Students collect for Rwanda


by Michelle Zimmerman

Students going on the Rwandan May Term trip are working to gather donations around campus before traveling to the Republic of Rwanda in Africa.

Freshman Annie Fullas is interested in the direct interactions she’ll make inside the Rwandan culture.

“We will be working hands on with Rwandan schoolchildren, helping them to not only understand the importance of academic education, but environmental as well,” Fullas said. “We will be learning about Rwanda’s beloved mountain gorillas and how important environmental conservation is in their country.”

Students involved in the trip take time to prepare every Wednesday afternoon. They are getting to know each other and the culture as well as reading three books.

“There are three important parts of Rwanda culture to understand; the geography, the importance of mountain gorillas to the people and the aftermath of the genocide,” junior Anna Rannebaum said.

Aside for preparing for the course, the students are also collecting a wide variety of donations to take along for their trip. Donations can include toiletries, musical instruments, new or used tennis shoes, some school supplies and other items that are sent out in campus wide e-mails.

There is a collection box located in Dunn Library. Monetary donations can be given to assistant professor of music Virginia Cronskery.

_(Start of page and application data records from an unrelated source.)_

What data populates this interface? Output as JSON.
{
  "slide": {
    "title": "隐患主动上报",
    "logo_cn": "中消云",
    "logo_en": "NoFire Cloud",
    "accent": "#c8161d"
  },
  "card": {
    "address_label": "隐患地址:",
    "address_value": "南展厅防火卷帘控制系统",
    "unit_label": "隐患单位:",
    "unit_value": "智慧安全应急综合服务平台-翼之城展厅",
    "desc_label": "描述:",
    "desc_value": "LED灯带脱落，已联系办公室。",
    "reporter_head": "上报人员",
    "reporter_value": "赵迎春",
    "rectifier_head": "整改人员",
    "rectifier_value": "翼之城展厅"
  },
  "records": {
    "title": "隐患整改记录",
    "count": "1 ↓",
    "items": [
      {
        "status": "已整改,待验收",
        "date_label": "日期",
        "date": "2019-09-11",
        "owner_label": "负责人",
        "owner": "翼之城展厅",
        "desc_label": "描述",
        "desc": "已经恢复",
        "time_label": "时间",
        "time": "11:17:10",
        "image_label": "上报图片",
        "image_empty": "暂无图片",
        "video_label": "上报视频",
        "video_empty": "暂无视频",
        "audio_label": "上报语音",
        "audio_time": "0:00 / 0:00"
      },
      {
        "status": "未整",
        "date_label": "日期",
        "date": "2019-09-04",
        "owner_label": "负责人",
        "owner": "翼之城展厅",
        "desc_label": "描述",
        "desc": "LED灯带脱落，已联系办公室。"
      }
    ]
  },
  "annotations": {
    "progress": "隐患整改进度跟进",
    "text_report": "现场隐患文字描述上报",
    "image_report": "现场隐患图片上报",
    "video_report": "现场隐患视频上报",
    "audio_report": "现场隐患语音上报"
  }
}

“We are each bringing an extra suite case [that is 50 pounds] dedicated to donations,” sophomore Kayla Ferguson said. “I know a lot of us are planning to only bring a few sets of clothes for ourselves and wash them repeatedly while we’re there in order to have more room to bring donations. We also plan to leave our own clothes there when we leave.”

Students are teaming up with the Great Ape Trust and the Art of Conservation from Des Moines.

“We will be working with the Great Ape Trust foundation for a week planting trees,” Ronnebaum said. “We will be given the opportunity to spend some time with the mountain gorillas on the conservation. We will be spending the rest of our trip working with the Art of Conservation. This group helps educate school children about health and conservation through the arts.”

Junior Angela Niesz, a member of the group, created a blog where the students will be able to track their happenings before, during and after the trip.

“We are starting to write in our blogs now,” Ferguson said. “We will talk about our prep work, fundraisers and what we’re learning.”

The blog will serve as a communication tool with friends and family, Ronnebaum said.

“This is the place for all students going on the trip to express their fears, expectations, hopes and plans for the trip,” Ronnebaum said.

Ferguson is looking forward to spending time with the Rwandans.

“[Looking forward to] learning about their way of life and what is truly important to them,” Ferguson said. “I know they will change my outlook immensely.”

Ronnebaum is looking forward to working with children at the schools.

“I am most looking forward to interacting with the people there and learning more about myself as the trip progresses,” Ronnebaum said.

Donations will be accepted until the middle of April. You can visit the blog at for more information or to follow the students as they journey to Rwanda this May.